> _DATA FOR THE TASK_

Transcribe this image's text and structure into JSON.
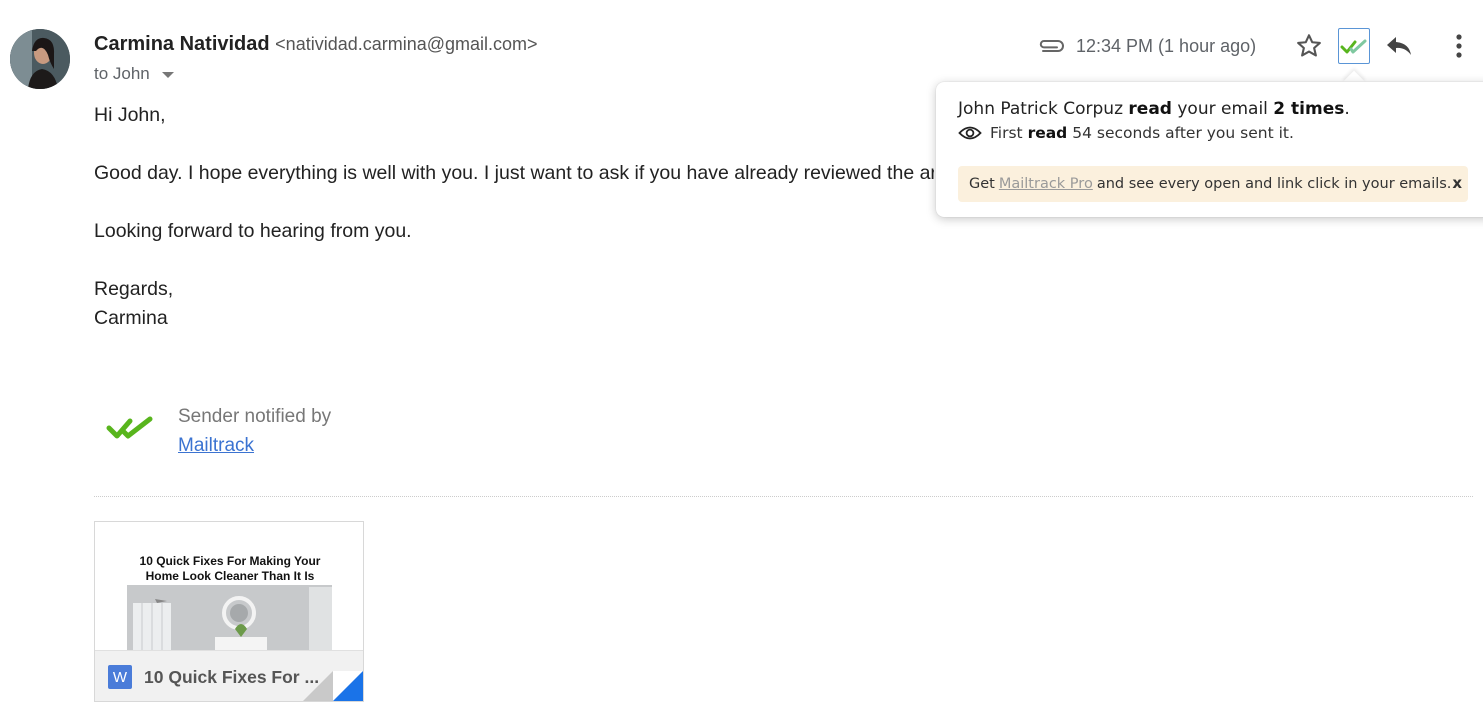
{
  "sender": {
    "name": "Carmina Natividad",
    "email": "<natividad.carmina@gmail.com>",
    "recipient": "to John"
  },
  "header": {
    "timestamp": "12:34 PM (1 hour ago)",
    "icons": [
      "paperclip-icon",
      "star-icon",
      "mailtrack-double-check-icon",
      "reply-icon",
      "more-vert-icon"
    ]
  },
  "popover": {
    "reader_name": "John Patrick Corpuz",
    "read_word": "read",
    "mid_text": "your email",
    "count": "2 times",
    "period": ".",
    "first_prefix": "First",
    "first_read": "read",
    "first_suffix": "54 seconds after you sent it.",
    "banner_get": "Get",
    "banner_link": "Mailtrack Pro",
    "banner_rest": "and see every open and link click in your emails.",
    "close_label": "x"
  },
  "body": {
    "greeting": "Hi John,",
    "paragraph1": "Good day. I hope everything is well with you. I just want to ask if you have already reviewed the ar",
    "paragraph2": "Looking forward to hearing from you.",
    "closing": "Regards,",
    "signature_name": "Carmina"
  },
  "mailtrack": {
    "notified_text": "Sender notified by",
    "link_text": "Mailtrack",
    "check_color": "#58b51d"
  },
  "attachment": {
    "doc_title_line1": "10 Quick Fixes For Making Your",
    "doc_title_line2": "Home Look Cleaner Than It Is",
    "file_label": "10 Quick Fixes For ...",
    "word_icon_letter": "W"
  },
  "colors": {
    "accent_blue": "#4a7cd9",
    "link_blue": "#3b73d1",
    "banner_bg": "#fbf0dd",
    "mailtrack_green": "#58b51d"
  }
}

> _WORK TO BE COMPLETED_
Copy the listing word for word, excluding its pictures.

> _TASK SOLUTION_
Transcribe this image's text and structure into JSON.
{
  "sender": {
    "name": "Carmina Natividad",
    "email": "<natividad.carmina@gmail.com>",
    "recipient": "to John"
  },
  "header": {
    "timestamp": "12:34 PM (1 hour ago)",
    "icons": [
      "paperclip-icon",
      "star-icon",
      "mailtrack-double-check-icon",
      "reply-icon",
      "more-vert-icon"
    ]
  },
  "popover": {
    "reader_name": "John Patrick Corpuz",
    "read_word": "read",
    "mid_text": "your email",
    "count": "2 times",
    "period": ".",
    "first_prefix": "First",
    "first_read": "read",
    "first_suffix": "54 seconds after you sent it.",
    "banner_get": "Get",
    "banner_link": "Mailtrack Pro",
    "banner_rest": "and see every open and link click in your emails.",
    "close_label": "x"
  },
  "body": {
    "greeting": "Hi John,",
    "paragraph1": "Good day. I hope everything is well with you. I just want to ask if you have already reviewed the ar",
    "paragraph2": "Looking forward to hearing from you.",
    "closing": "Regards,",
    "signature_name": "Carmina"
  },
  "mailtrack": {
    "notified_text": "Sender notified by",
    "link_text": "Mailtrack",
    "check_color": "#58b51d"
  },
  "attachment": {
    "doc_title_line1": "10 Quick Fixes For Making Your",
    "doc_title_line2": "Home Look Cleaner Than It Is",
    "file_label": "10 Quick Fixes For ...",
    "word_icon_letter": "W"
  },
  "colors": {
    "accent_blue": "#4a7cd9",
    "link_blue": "#3b73d1",
    "banner_bg": "#fbf0dd",
    "mailtrack_green": "#58b51d"
  }
}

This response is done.